The start of a new month is a joyful time in Judaism. The Torah speaks of Rosh Chodesh together with the major holidays: “And on your joyous occasions, your fixed festivals and new moon days…” (Numbers, 10:10).
One of the ways we are happy on Rosh Chodesh is by saying or, more commonly, singing Hallel, comprising Psalms 113-118 (albeit a shortened version). The Talmud enumerates 18 days when Hallel is said (Ta’anit 28b). They are times that mark a miracle which took place in Israel, going out of Egypt or physical salvation of the Jewish people.

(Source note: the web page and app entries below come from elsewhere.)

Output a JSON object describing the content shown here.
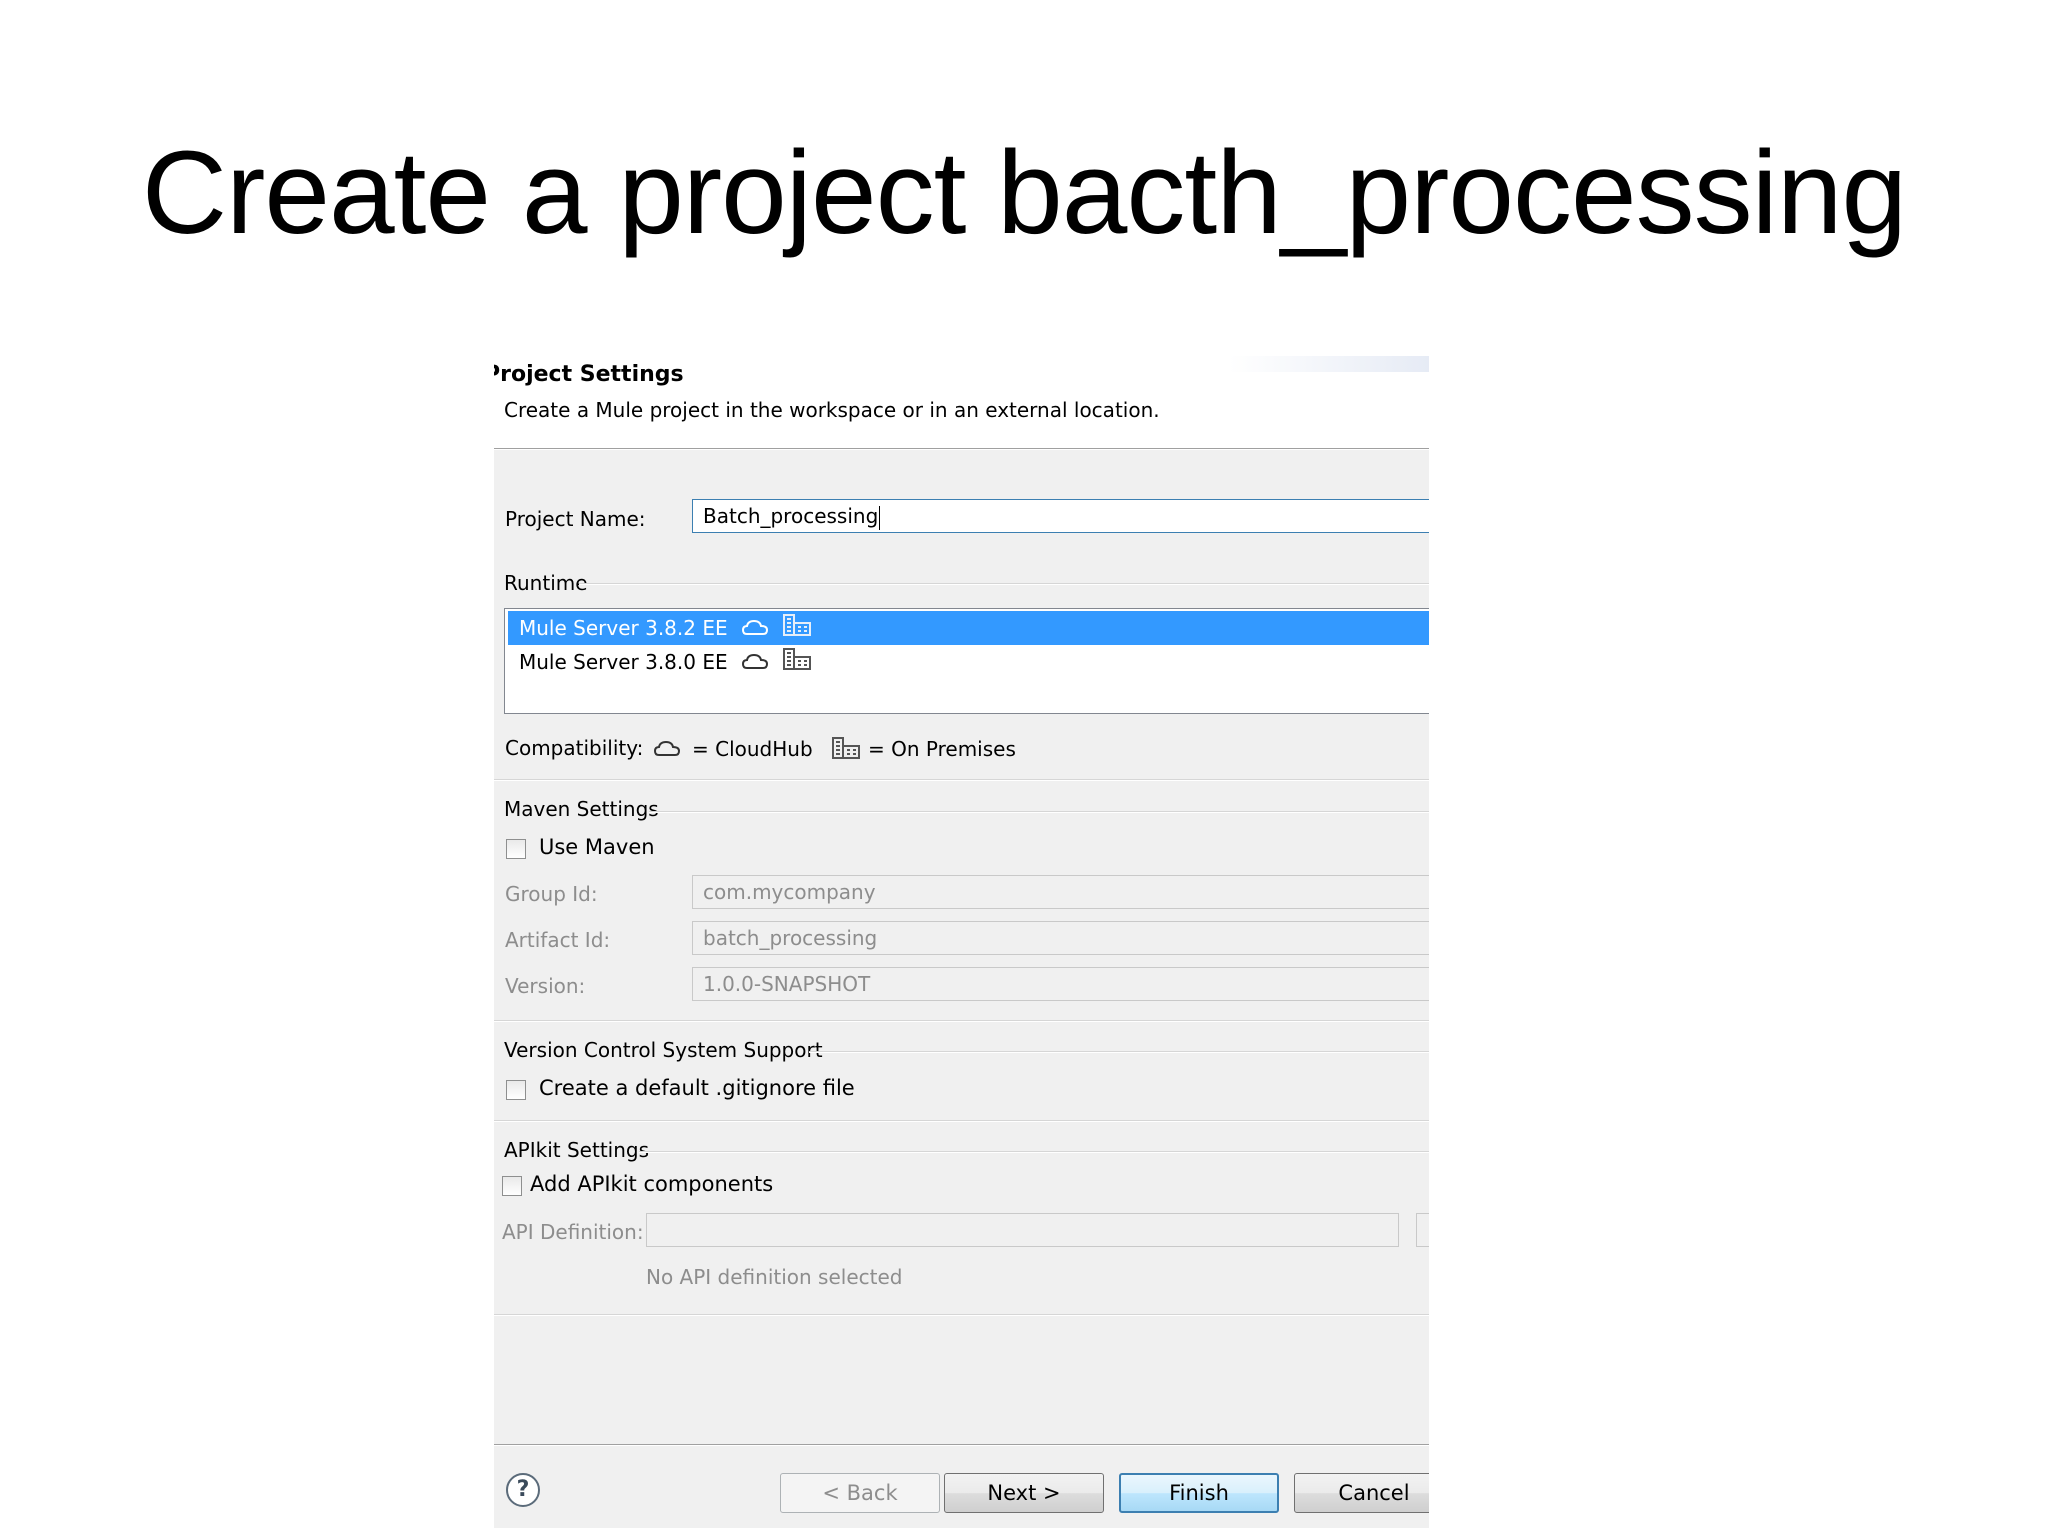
{
  "slide": {
    "title": "Create a project bacth_processing"
  },
  "dialog": {
    "title": "Project Settings",
    "description": "Create a Mule project in the workspace or in an external location.",
    "project_name": {
      "label": "Project Name:",
      "value": "Batch_processing"
    },
    "runtime": {
      "label": "Runtime",
      "items": [
        {
          "label": "Mule Server 3.8.2 EE",
          "selected": true
        },
        {
          "label": "Mule Server 3.8.0 EE",
          "selected": false
        }
      ]
    },
    "compatibility": {
      "label": "Compatibility:",
      "cloudhub": "= CloudHub",
      "on_premises": "= On Premises"
    },
    "maven": {
      "label": "Maven Settings",
      "use_maven": "Use Maven",
      "group_id_label": "Group Id:",
      "group_id": "com.mycompany",
      "artifact_id_label": "Artifact Id:",
      "artifact_id": "batch_processing",
      "version_label": "Version:",
      "version": "1.0.0-SNAPSHOT"
    },
    "vcs": {
      "label": "Version Control System Support",
      "gitignore": "Create a default .gitignore file"
    },
    "apikit": {
      "label": "APIkit Settings",
      "add_components": "Add APIkit components",
      "api_definition_label": "API Definition:",
      "api_definition": "",
      "status": "No API definition selected"
    },
    "buttons": {
      "help": "?",
      "back": "< Back",
      "next": "Next >",
      "finish": "Finish",
      "cancel": "Cancel"
    }
  },
  "icons": {
    "cloud": "cloud-icon",
    "building": "building-icon",
    "help": "help-icon"
  },
  "colors": {
    "selection": "#3399ff",
    "dialog_bg": "#f0f0f0",
    "default_button": "#3c7fb1"
  }
}
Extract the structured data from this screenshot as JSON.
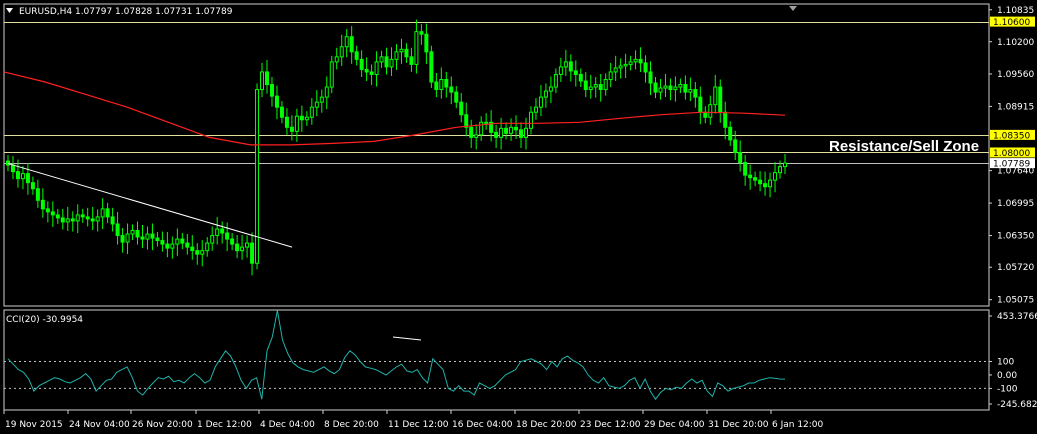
{
  "symbol_line": "EURUSD,H4  1.07797 1.07828 1.07731 1.07789",
  "cci_line": "CCI(20) -30.9954",
  "annotation": "Resistance/Sell Zone",
  "colors": {
    "background": "#000000",
    "candle": "#00ff00",
    "ma": "#ff2020",
    "trendline": "#ffffff",
    "cci": "#20b2aa",
    "level_bg": "#ffff00",
    "last_price_bg": "#ffffff"
  },
  "chart_data": {
    "type": "candlestick",
    "symbol": "EURUSD",
    "timeframe": "H4",
    "ohlc_last": {
      "open": 1.07797,
      "high": 1.07828,
      "low": 1.07731,
      "close": 1.07789
    },
    "price_axis_ticks": [
      "1.10835",
      "1.10200",
      "1.09560",
      "1.08915",
      "1.07640",
      "1.06995",
      "1.06350",
      "1.05720",
      "1.05075"
    ],
    "horizontal_levels": [
      {
        "label": "1.10600",
        "value": 1.106,
        "style": "yellow"
      },
      {
        "label": "1.08350",
        "value": 1.0835,
        "style": "yellow"
      },
      {
        "label": "1.08000",
        "value": 1.08,
        "style": "yellow"
      },
      {
        "label": "1.07789",
        "value": 1.07789,
        "style": "current"
      }
    ],
    "ylim": [
      1.0495,
      1.1095
    ],
    "x_ticks": [
      "19 Nov 2015",
      "24 Nov 04:00",
      "26 Nov 20:00",
      "1 Dec 12:00",
      "4 Dec 04:00",
      "8 Dec 20:00",
      "11 Dec 12:00",
      "16 Dec 04:00",
      "18 Dec 20:00",
      "23 Dec 12:00",
      "29 Dec 04:00",
      "31 Dec 20:00",
      "6 Jan 12:00"
    ],
    "closes": [
      1.0775,
      1.0762,
      1.0748,
      1.0758,
      1.074,
      1.0728,
      1.0705,
      1.0688,
      1.0682,
      1.0676,
      1.067,
      1.0662,
      1.0668,
      1.0664,
      1.0676,
      1.0672,
      1.0668,
      1.0664,
      1.0672,
      1.0688,
      1.0672,
      1.0658,
      1.0635,
      1.0622,
      1.0638,
      1.0645,
      1.0632,
      1.0628,
      1.0638,
      1.063,
      1.0625,
      1.0618,
      1.061,
      1.0618,
      1.0628,
      1.062,
      1.0612,
      1.0605,
      1.0598,
      1.0605,
      1.062,
      1.0635,
      1.0648,
      1.064,
      1.0628,
      1.0618,
      1.0605,
      1.0612,
      1.062,
      1.058,
      1.0925,
      1.096,
      1.0935,
      1.0912,
      1.089,
      1.087,
      1.085,
      1.0842,
      1.0872,
      1.0865,
      1.087,
      1.089,
      1.09,
      1.091,
      1.093,
      1.098,
      1.099,
      1.101,
      1.103,
      1.1,
      1.0985,
      1.0965,
      1.096,
      1.0955,
      1.098,
      1.099,
      1.097,
      1.0985,
      1.1,
      1.1005,
      1.099,
      1.0975,
      1.104,
      1.1035,
      1.1,
      1.094,
      1.0925,
      1.0945,
      1.093,
      1.092,
      1.09,
      1.0875,
      1.085,
      1.083,
      1.0835,
      1.086,
      1.086,
      1.084,
      1.083,
      1.0848,
      1.0838,
      1.085,
      1.0845,
      1.083,
      1.0848,
      1.088,
      1.089,
      1.091,
      1.0922,
      1.093,
      1.0955,
      1.097,
      1.098,
      1.0962,
      1.0955,
      1.0942,
      1.0925,
      1.093,
      1.0935,
      1.0925,
      1.0945,
      1.096,
      1.0968,
      1.0972,
      1.0975,
      1.098,
      1.0985,
      1.0978,
      1.096,
      1.0938,
      1.092,
      1.0928,
      1.0932,
      1.0925,
      1.093,
      1.0935,
      1.092,
      1.0925,
      1.091,
      1.088,
      1.087,
      1.0895,
      1.093,
      1.088,
      1.085,
      1.0825,
      1.08,
      1.078,
      1.0755,
      1.075,
      1.0745,
      1.0738,
      1.0732,
      1.0745,
      1.076,
      1.0772,
      1.0779
    ],
    "ma_curve": [
      1.096,
      1.094,
      1.0915,
      1.089,
      1.086,
      1.083,
      1.0815,
      1.0815,
      1.0818,
      1.0822,
      1.0835,
      1.085,
      1.0858,
      1.0858,
      1.086,
      1.0868,
      1.0875,
      1.088,
      1.0878,
      1.0874
    ],
    "cci_axis_ticks": [
      "453.3766",
      "100",
      "0.00",
      "-100",
      "-245.6828"
    ],
    "cci_ylim": [
      -245.6828,
      453.3766
    ],
    "cci_values": [
      120,
      80,
      40,
      20,
      -30,
      -120,
      -80,
      -60,
      -40,
      -20,
      -30,
      -50,
      -60,
      -40,
      -20,
      10,
      -30,
      -120,
      -80,
      -40,
      -30,
      20,
      40,
      60,
      -20,
      -120,
      -150,
      -100,
      -60,
      -20,
      -30,
      -10,
      -50,
      -40,
      -60,
      -20,
      10,
      -20,
      -60,
      -40,
      60,
      120,
      180,
      140,
      60,
      -40,
      -100,
      -40,
      -20,
      -180,
      180,
      280,
      480,
      260,
      160,
      90,
      60,
      40,
      30,
      20,
      40,
      60,
      30,
      10,
      40,
      130,
      180,
      150,
      100,
      60,
      50,
      40,
      20,
      0,
      30,
      60,
      80,
      30,
      20,
      40,
      -20,
      -60,
      120,
      80,
      40,
      -100,
      -120,
      -80,
      -120,
      -120,
      -150,
      -60,
      -80,
      -100,
      -80,
      -40,
      0,
      20,
      40,
      100,
      110,
      120,
      100,
      80,
      40,
      100,
      60,
      120,
      140,
      110,
      90,
      60,
      0,
      -40,
      -60,
      -20,
      -80,
      -90,
      -100,
      -80,
      -40,
      -20,
      -100,
      -30,
      -120,
      -180,
      -130,
      -100,
      -110,
      -90,
      -100,
      -60,
      -30,
      -60,
      -40,
      -120,
      -160,
      -60,
      -80,
      -120,
      -100,
      -90,
      -80,
      -60,
      -60,
      -40,
      -30,
      -20,
      -25,
      -30,
      -31
    ]
  }
}
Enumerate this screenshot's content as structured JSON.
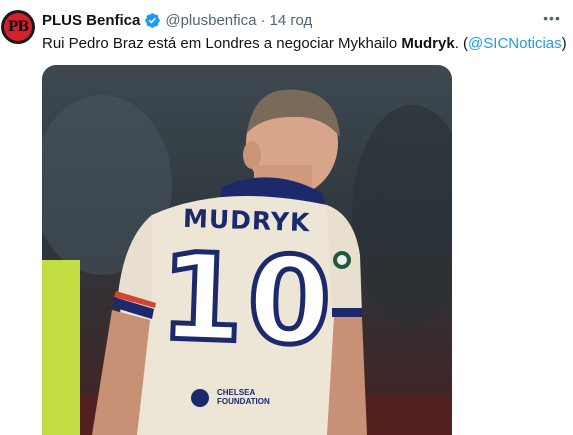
{
  "tweet": {
    "display_name": "PLUS Benfica",
    "handle": "@plusbenfica",
    "separator": "·",
    "time": "14 год",
    "more_label": "•••",
    "text_before": "Rui Pedro Braz está em Londres a negociar Mykhailo ",
    "text_bold": "Mudryk",
    "text_after": ". (",
    "mention": "@SICNoticias",
    "text_end": ")"
  },
  "avatar": {
    "initials": "PB"
  },
  "media": {
    "shirt_name": "MUDRYK",
    "shirt_number": "10",
    "sponsor_line1": "CHELSEA",
    "sponsor_line2": "FOUNDATION"
  },
  "colors": {
    "verified": "#1d9bf0",
    "link": "#1d9bf0",
    "secondary_text": "#536471",
    "kit_navy": "#1c2a6b"
  },
  "icons": {
    "verified": "verified-badge-icon",
    "more": "more-options-icon"
  }
}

Saying Hallel on Rosh Chodesh is not on the list. The custom began after the destruction of the Temple. The sage Rav thought to stop Babylonian Jews from saying it. But when he heard that they omitted part, he understood that they knew it was a tradition, not a biblical command and accepted their custom (Talmud Arachin 10a).
Rosh Chodesh is not be a celebration of redemption like Pesach or Succot. It is redemptive through its reminder that every new month can be a new beginning.